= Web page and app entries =
■ ■ ■ ■ ■

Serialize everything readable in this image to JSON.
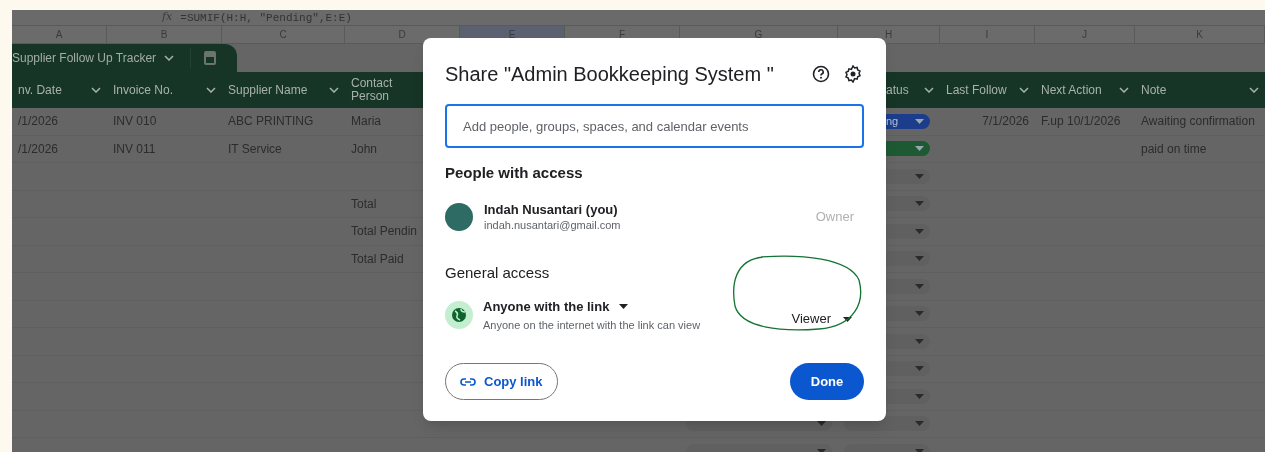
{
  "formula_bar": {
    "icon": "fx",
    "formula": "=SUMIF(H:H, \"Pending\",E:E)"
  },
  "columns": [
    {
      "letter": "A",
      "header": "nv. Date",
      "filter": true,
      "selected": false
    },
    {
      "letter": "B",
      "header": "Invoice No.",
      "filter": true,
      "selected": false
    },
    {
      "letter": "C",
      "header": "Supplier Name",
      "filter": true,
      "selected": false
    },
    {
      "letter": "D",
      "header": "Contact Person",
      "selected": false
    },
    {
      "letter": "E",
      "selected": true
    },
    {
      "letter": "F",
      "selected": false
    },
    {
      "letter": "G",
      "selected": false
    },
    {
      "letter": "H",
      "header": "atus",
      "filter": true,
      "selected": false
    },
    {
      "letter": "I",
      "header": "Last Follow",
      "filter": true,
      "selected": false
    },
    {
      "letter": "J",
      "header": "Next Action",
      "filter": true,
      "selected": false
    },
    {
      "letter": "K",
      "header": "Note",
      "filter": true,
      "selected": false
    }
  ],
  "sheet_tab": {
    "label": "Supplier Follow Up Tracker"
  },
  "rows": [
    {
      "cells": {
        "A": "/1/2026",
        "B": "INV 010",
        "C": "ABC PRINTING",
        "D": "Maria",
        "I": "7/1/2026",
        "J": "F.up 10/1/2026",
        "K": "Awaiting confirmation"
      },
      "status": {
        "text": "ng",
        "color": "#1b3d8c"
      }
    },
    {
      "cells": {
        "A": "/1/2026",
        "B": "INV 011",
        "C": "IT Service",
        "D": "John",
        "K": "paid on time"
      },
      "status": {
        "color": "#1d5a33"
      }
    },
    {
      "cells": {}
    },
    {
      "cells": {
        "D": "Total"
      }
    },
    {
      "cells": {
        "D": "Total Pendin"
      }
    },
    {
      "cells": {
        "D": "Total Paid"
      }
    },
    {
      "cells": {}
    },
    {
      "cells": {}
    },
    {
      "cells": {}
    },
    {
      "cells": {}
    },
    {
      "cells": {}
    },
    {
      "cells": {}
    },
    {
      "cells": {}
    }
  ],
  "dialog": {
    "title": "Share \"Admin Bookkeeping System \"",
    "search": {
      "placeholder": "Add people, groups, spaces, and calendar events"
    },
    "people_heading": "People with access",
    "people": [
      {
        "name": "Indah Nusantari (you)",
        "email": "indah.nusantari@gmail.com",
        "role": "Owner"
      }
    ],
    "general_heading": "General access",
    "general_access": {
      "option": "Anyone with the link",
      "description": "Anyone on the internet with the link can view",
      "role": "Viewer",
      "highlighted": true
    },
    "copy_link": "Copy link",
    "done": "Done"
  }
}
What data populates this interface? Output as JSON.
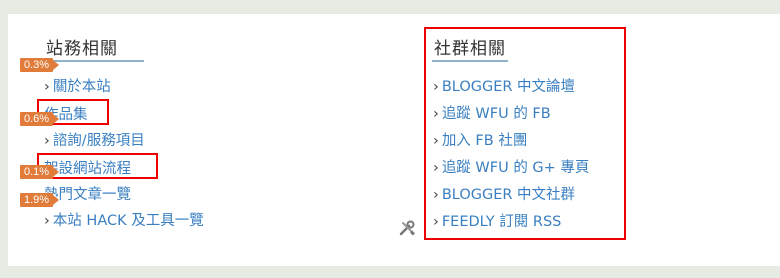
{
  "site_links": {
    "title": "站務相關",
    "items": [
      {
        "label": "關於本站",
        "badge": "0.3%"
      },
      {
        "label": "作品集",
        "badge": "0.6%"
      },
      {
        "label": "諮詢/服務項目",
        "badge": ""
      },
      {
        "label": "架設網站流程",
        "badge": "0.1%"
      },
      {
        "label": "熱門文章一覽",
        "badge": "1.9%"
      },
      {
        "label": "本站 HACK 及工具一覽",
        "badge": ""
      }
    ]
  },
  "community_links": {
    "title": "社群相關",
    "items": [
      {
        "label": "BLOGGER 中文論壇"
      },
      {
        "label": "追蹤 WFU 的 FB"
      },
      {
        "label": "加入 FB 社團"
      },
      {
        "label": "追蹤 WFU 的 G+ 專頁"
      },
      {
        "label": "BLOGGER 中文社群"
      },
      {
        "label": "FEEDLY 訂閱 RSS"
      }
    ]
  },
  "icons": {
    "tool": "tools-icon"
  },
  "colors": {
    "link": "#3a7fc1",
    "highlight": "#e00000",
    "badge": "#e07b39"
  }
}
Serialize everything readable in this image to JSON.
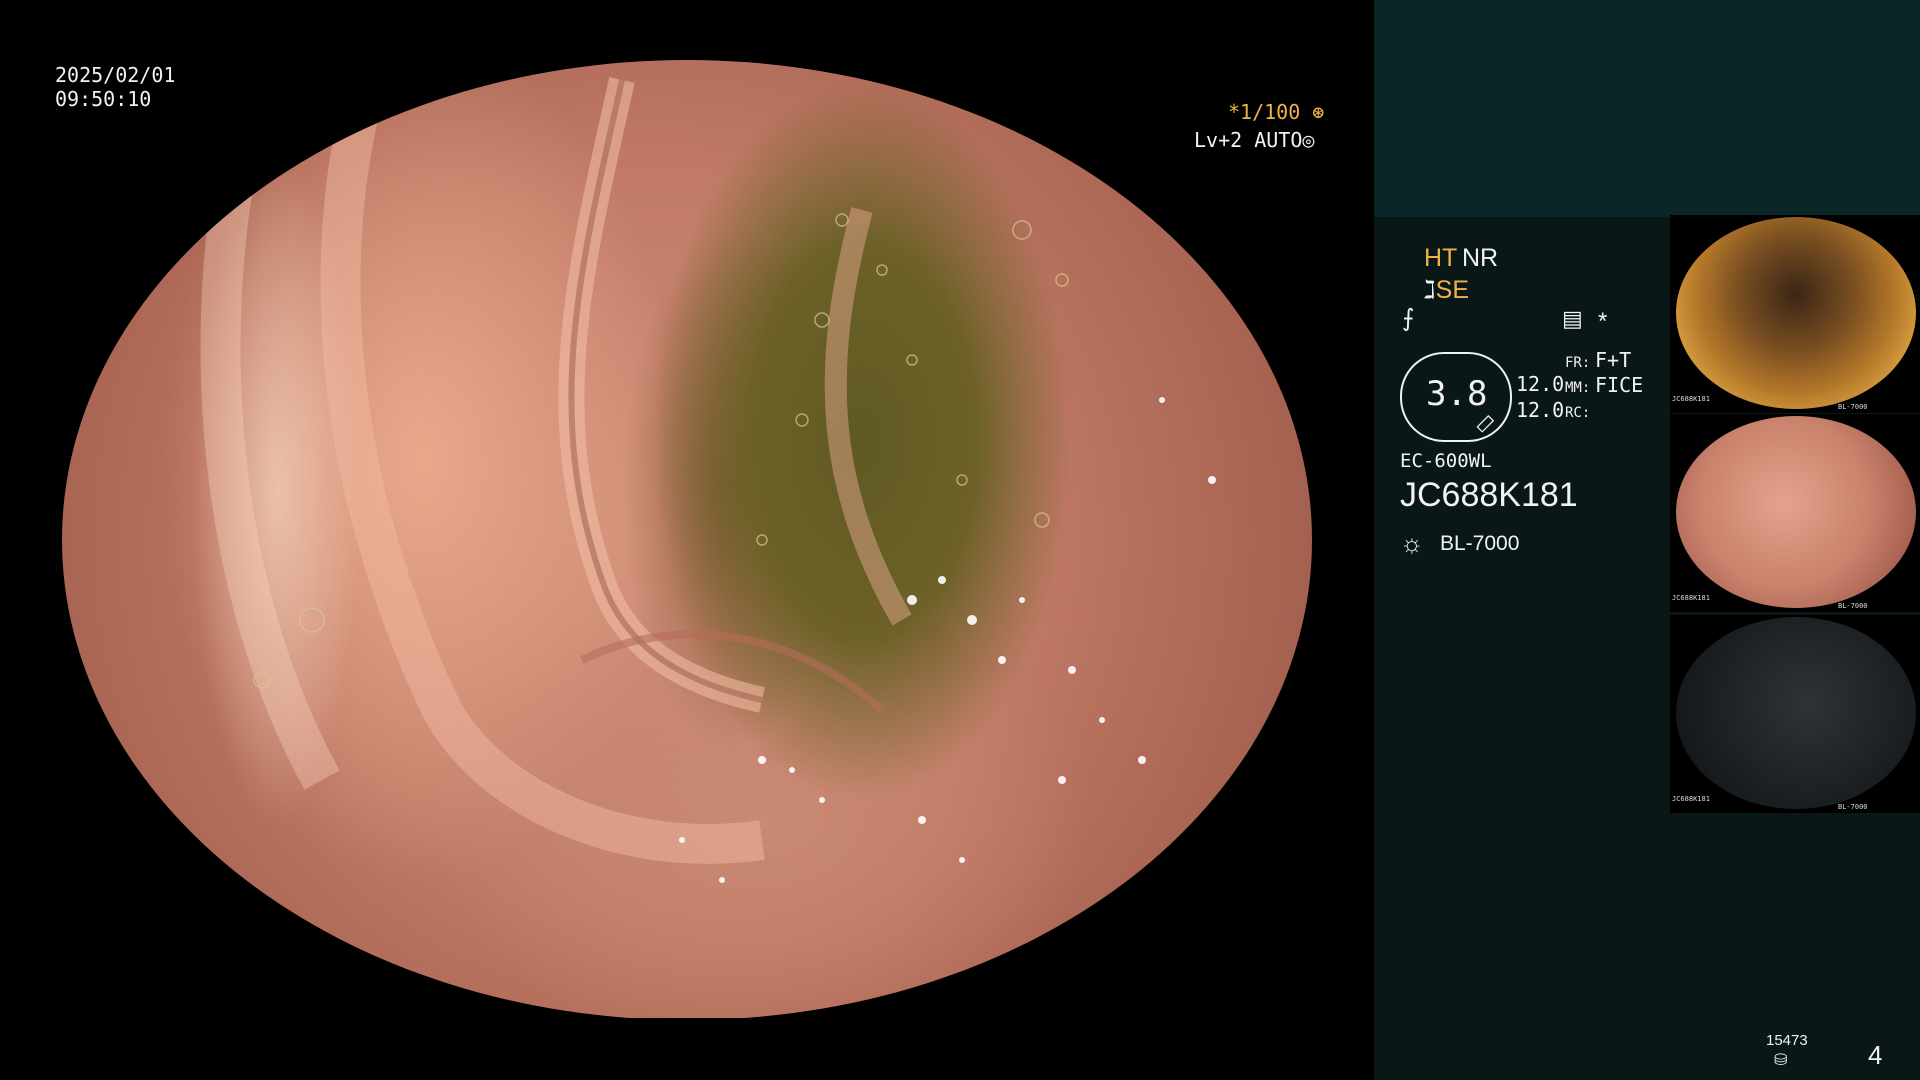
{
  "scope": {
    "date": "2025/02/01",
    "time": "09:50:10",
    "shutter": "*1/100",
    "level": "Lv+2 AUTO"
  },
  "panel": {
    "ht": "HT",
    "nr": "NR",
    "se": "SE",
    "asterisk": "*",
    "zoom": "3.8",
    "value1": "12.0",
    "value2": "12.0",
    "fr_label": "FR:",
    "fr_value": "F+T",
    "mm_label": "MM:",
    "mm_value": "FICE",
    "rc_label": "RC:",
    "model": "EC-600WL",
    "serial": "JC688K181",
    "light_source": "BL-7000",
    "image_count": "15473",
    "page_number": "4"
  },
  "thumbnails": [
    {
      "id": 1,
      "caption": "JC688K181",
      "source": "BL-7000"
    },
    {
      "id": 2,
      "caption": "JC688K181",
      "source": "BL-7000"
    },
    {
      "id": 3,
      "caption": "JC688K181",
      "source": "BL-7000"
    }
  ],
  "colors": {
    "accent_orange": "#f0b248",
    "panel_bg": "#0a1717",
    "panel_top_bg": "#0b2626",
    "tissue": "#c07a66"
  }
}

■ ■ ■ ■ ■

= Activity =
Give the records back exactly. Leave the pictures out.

= Your solution =
Serialize everything readable in this image to JSON.
{
  "formula_bar": {
    "icon": "fx",
    "formula": "=SUMIF(H:H, \"Pending\",E:E)"
  },
  "columns": [
    {
      "letter": "A",
      "header": "nv. Date",
      "filter": true,
      "selected": false
    },
    {
      "letter": "B",
      "header": "Invoice No.",
      "filter": true,
      "selected": false
    },
    {
      "letter": "C",
      "header": "Supplier Name",
      "filter": true,
      "selected": false
    },
    {
      "letter": "D",
      "header": "Contact Person",
      "selected": false
    },
    {
      "letter": "E",
      "selected": true
    },
    {
      "letter": "F",
      "selected": false
    },
    {
      "letter": "G",
      "selected": false
    },
    {
      "letter": "H",
      "header": "atus",
      "filter": true,
      "selected": false
    },
    {
      "letter": "I",
      "header": "Last Follow",
      "filter": true,
      "selected": false
    },
    {
      "letter": "J",
      "header": "Next Action",
      "filter": true,
      "selected": false
    },
    {
      "letter": "K",
      "header": "Note",
      "filter": true,
      "selected": false
    }
  ],
  "sheet_tab": {
    "label": "Supplier Follow Up Tracker"
  },
  "rows": [
    {
      "cells": {
        "A": "/1/2026",
        "B": "INV 010",
        "C": "ABC PRINTING",
        "D": "Maria",
        "I": "7/1/2026",
        "J": "F.up 10/1/2026",
        "K": "Awaiting confirmation"
      },
      "status": {
        "text": "ng",
        "color": "#1b3d8c"
      }
    },
    {
      "cells": {
        "A": "/1/2026",
        "B": "INV 011",
        "C": "IT Service",
        "D": "John",
        "K": "paid on time"
      },
      "status": {
        "color": "#1d5a33"
      }
    },
    {
      "cells": {}
    },
    {
      "cells": {
        "D": "Total"
      }
    },
    {
      "cells": {
        "D": "Total Pendin"
      }
    },
    {
      "cells": {
        "D": "Total Paid"
      }
    },
    {
      "cells": {}
    },
    {
      "cells": {}
    },
    {
      "cells": {}
    },
    {
      "cells": {}
    },
    {
      "cells": {}
    },
    {
      "cells": {}
    },
    {
      "cells": {}
    }
  ],
  "dialog": {
    "title": "Share \"Admin Bookkeeping System \"",
    "search": {
      "placeholder": "Add people, groups, spaces, and calendar events"
    },
    "people_heading": "People with access",
    "people": [
      {
        "name": "Indah Nusantari (you)",
        "email": "indah.nusantari@gmail.com",
        "role": "Owner"
      }
    ],
    "general_heading": "General access",
    "general_access": {
      "option": "Anyone with the link",
      "description": "Anyone on the internet with the link can view",
      "role": "Viewer",
      "highlighted": true
    },
    "copy_link": "Copy link",
    "done": "Done"
  }
}
What data populates this interface? Output as JSON.
{
  "site_links": {
    "title": "站務相關",
    "items": [
      {
        "label": "關於本站",
        "badge": "0.3%"
      },
      {
        "label": "作品集",
        "badge": "0.6%"
      },
      {
        "label": "諮詢/服務項目",
        "badge": ""
      },
      {
        "label": "架設網站流程",
        "badge": "0.1%"
      },
      {
        "label": "熱門文章一覽",
        "badge": "1.9%"
      },
      {
        "label": "本站 HACK 及工具一覽",
        "badge": ""
      }
    ]
  },
  "community_links": {
    "title": "社群相關",
    "items": [
      {
        "label": "BLOGGER 中文論壇"
      },
      {
        "label": "追蹤 WFU 的 FB"
      },
      {
        "label": "加入 FB 社團"
      },
      {
        "label": "追蹤 WFU 的 G+ 專頁"
      },
      {
        "label": "BLOGGER 中文社群"
      },
      {
        "label": "FEEDLY 訂閱 RSS"
      }
    ]
  },
  "icons": {
    "tool": "tools-icon"
  },
  "colors": {
    "link": "#3a7fc1",
    "highlight": "#e00000",
    "badge": "#e07b39"
  }
}
Serialize everything readable in this image to JSON.
{
  "scope": {
    "date": "2025/02/01",
    "time": "09:50:10",
    "shutter": "*1/100",
    "level": "Lv+2 AUTO"
  },
  "panel": {
    "ht": "HT",
    "nr": "NR",
    "se": "SE",
    "asterisk": "*",
    "zoom": "3.8",
    "value1": "12.0",
    "value2": "12.0",
    "fr_label": "FR:",
    "fr_value": "F+T",
    "mm_label": "MM:",
    "mm_value": "FICE",
    "rc_label": "RC:",
    "model": "EC-600WL",
    "serial": "JC688K181",
    "light_source": "BL-7000",
    "image_count": "15473",
    "page_number": "4"
  },
  "thumbnails": [
    {
      "id": 1,
      "caption": "JC688K181",
      "source": "BL-7000"
    },
    {
      "id": 2,
      "caption": "JC688K181",
      "source": "BL-7000"
    },
    {
      "id": 3,
      "caption": "JC688K181",
      "source": "BL-7000"
    }
  ],
  "colors": {
    "accent_orange": "#f0b248",
    "panel_bg": "#0a1717",
    "panel_top_bg": "#0b2626",
    "tissue": "#c07a66"
  }
}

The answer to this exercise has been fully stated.